I don’t love you any less. I know that for many family members of addicts it seems that their loved one is choosing his or her drug of choice over them. I understand why they would feel that way. I continued to drink even though I knew my family didn’t want me to, and even though I knew I was losing those relationships. I get why they would believe that I was choosing booze over them. But for me, and for many other addicts I suspect, my ability to choose was gone. I had to drink, there was no longer a choice to be made. That fact did not mean that I loved my family less, though. I loved them every bit as much as I always had—I just couldn’t do anything about it.
It’s not your fault. Every family has a level of dysfunction. In mine, it was very high. Even so, just as there was nothing they could do to make me stop drinking, it wasn’t their fault that I started. It’s easy to place blame when it comes to addiction. Some family members blame the addict, and others blame themselves. I wish that my family knew that I never blamed any of them for my drinking—it was all on me. While I may not have had a choice once I was truly an alcoholic, my drinking was my fault.
I really meant it every time I said, “I’m sorry.” If there’s one thing that addicts are good at, it’s apologizing. We say we’re sorry for our drinking, behavior, needing to be bailed out (of jail and otherwise), screwing things up, saying horrible things, and the list goes on. At a certain point, I think addicts’ families simply think they don’t mean it anymore. I did. I meant it every time I said it. I was truly sorry for all the bad things I did. And not just ones for which I was caught. Just like my family members, I wanted every “I’m sorry” to be the last one I had to say—but that hasn’t happened. I have had a deep sense of remorse from the time I started drinking alcoholically up to now; even after years of sobriety.

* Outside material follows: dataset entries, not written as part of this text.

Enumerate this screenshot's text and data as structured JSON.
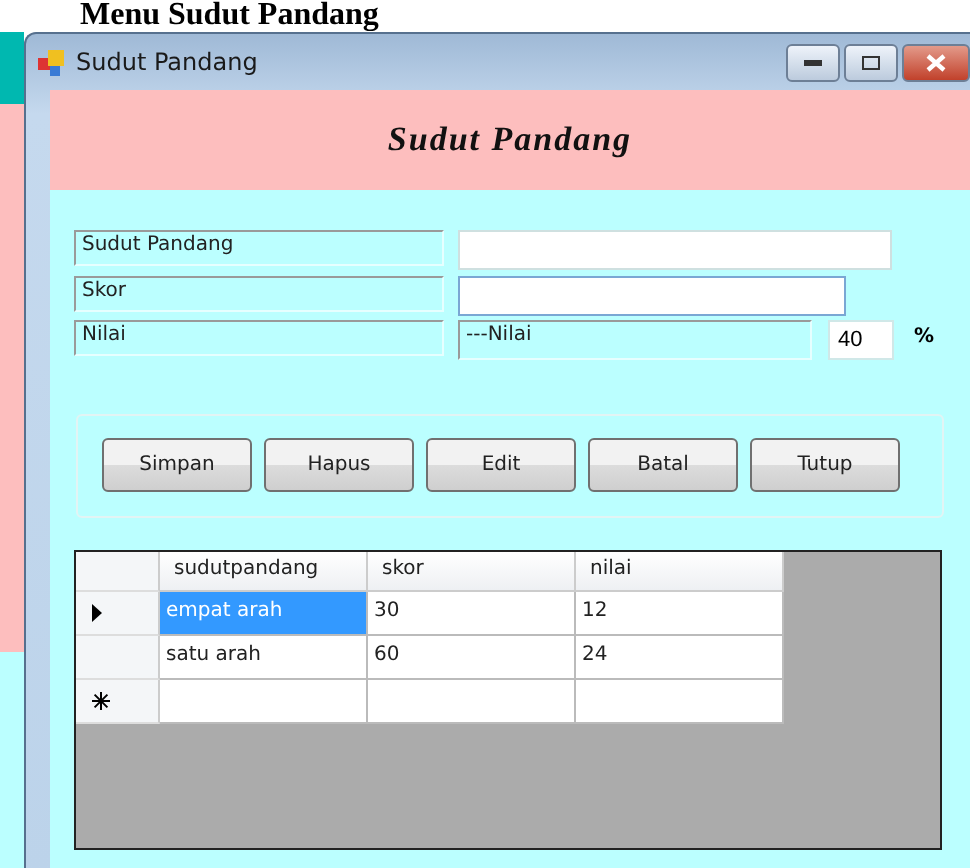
{
  "page_heading": "Menu Sudut Pandang",
  "window": {
    "title": "Sudut Pandang"
  },
  "banner": "Sudut Pandang",
  "fields": [
    {
      "label": "Sudut Pandang",
      "kind": "input",
      "focused": false
    },
    {
      "label": "Skor",
      "kind": "input",
      "focused": true
    },
    {
      "label": "Nilai",
      "kind": "readout",
      "value": "---Nilai",
      "percent": "40",
      "unit": "%"
    }
  ],
  "buttons": [
    "Simpan",
    "Hapus",
    "Edit",
    "Batal",
    "Tutup"
  ],
  "grid": {
    "columns": [
      "sudutpandang",
      "skor",
      "nilai"
    ],
    "rows": [
      {
        "cells": [
          "empat arah",
          "30",
          "12"
        ],
        "current": true
      },
      {
        "cells": [
          "satu arah",
          "60",
          "24"
        ],
        "current": false
      }
    ],
    "new_row": true
  }
}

Addiction is a horrible, ugly, all-encompassing disease that affects not only the addict, but everyone around them. If you’re not an addict yourself, it’s hard to know what or how an addict thinks. I hope my two cents gives you a little bit of insight.
Jami DeLoe writes the Trauma! A PTSD Blog for HealthyPlace at www.healthyplace.com/blogs/traumaptsdblog/, blogs personally at www.sobergrace.wordpress.com and can be reached at email@example.com.